Should christians kiss while dating
A wise man once told me that there were only two outcomes for dating relationships: getting married or breaking up.
“The secret,” he said, “is knowing how to handle a dating relationship so you know if the other person is worth marrying or he or she is honored in the breakup.” Unfortunately, it seems like many young singles struggle to figure out just how to handle dating–and I’m not the only one who’s noticed how weird the Christian dating scene can be.
Of course, one of the biggest obstacles toward casual dating is the inevitable “ending.” So many of us equate kindness with never saying anything hard to anyone. Kindness is honoring someone in your treatment of them, but kindness is also honoring them by ending a dating relationship if needed. But the purpose of dating isn’t to just accumulate boyfriends or girlfriends—it’s to find a best friend and partner for life.
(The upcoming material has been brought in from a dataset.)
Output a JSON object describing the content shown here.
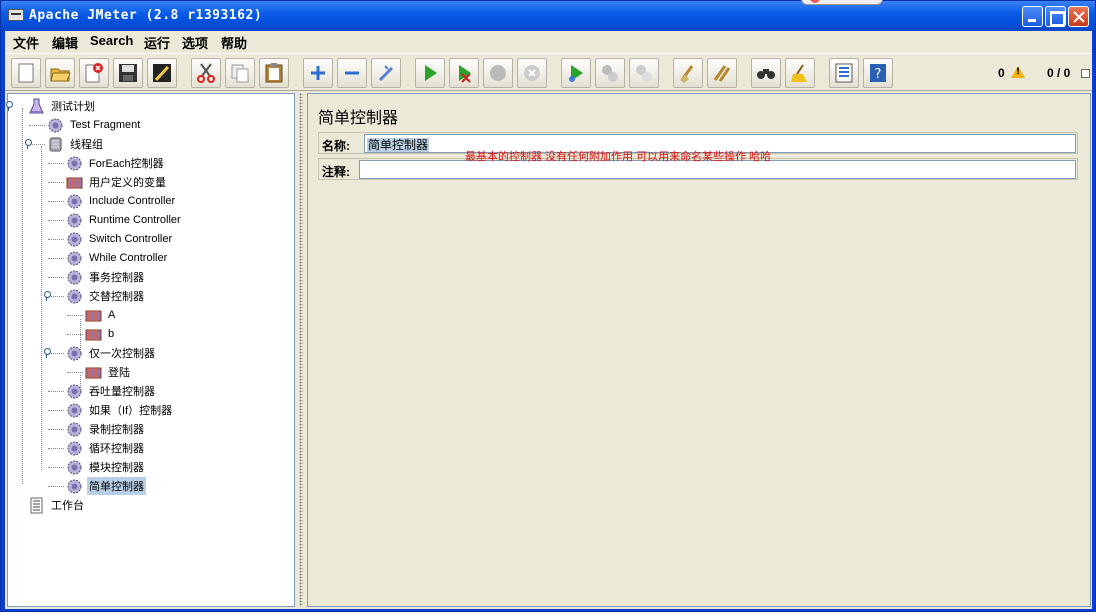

If you’ve maintained boundaries and treated your date with respect, you’ve protected him or her from false and premature intimacy. And when you find him or her, chances are, none of those other guys or gals you’ve casually dated will matter much in the light of your spouse. You can’t have the attention of multiple dates and still be pursuing a God-honoring relationship with one.
Nicole Unice is the author of ÒBrave Enough: Getting Over our Fears, Flaws and Failures to Live Bold and Free.Ó (Tyndale, 2015) and travels frequently enough to almost feel like she can fly.
It is a legitimate question that any young Christian should ask himself/herself when involved in a relationship.
And unless someone’s making arrangements for you, it’s worth spending at least a little bit of time with the person before you decide if they are worth marrying. But it’s foolish to think that the way a girl or guy acts in a group of friends is the same as how they’ll act one on one.
Dating helps two people sort out what it would be like to be together, to be in a friendship.
It’s like arranged marriages where no one is making the arrangements, and it doesn’t seem to work very well. Here’s what I think it would require: Stop evaluating whether the guy who’s taken an interest in you is strong and tenderhearted enough to raise your future kids.As my friend Lindsey, married and in her thirties, recently remarked, “I’m sure glad I wasn’t much of a Christian when I started dating my husband!” Whether over coffee in my kitchen or on the hallowed ground of women’s small groups, I hear these murmurs constantly.But the question triggered within me the renewed realization of how dissimilar the Christian worldview often is from the secular view.As a parent, this contrast is particularly observable because our values often deviate from the ideals of popular culture.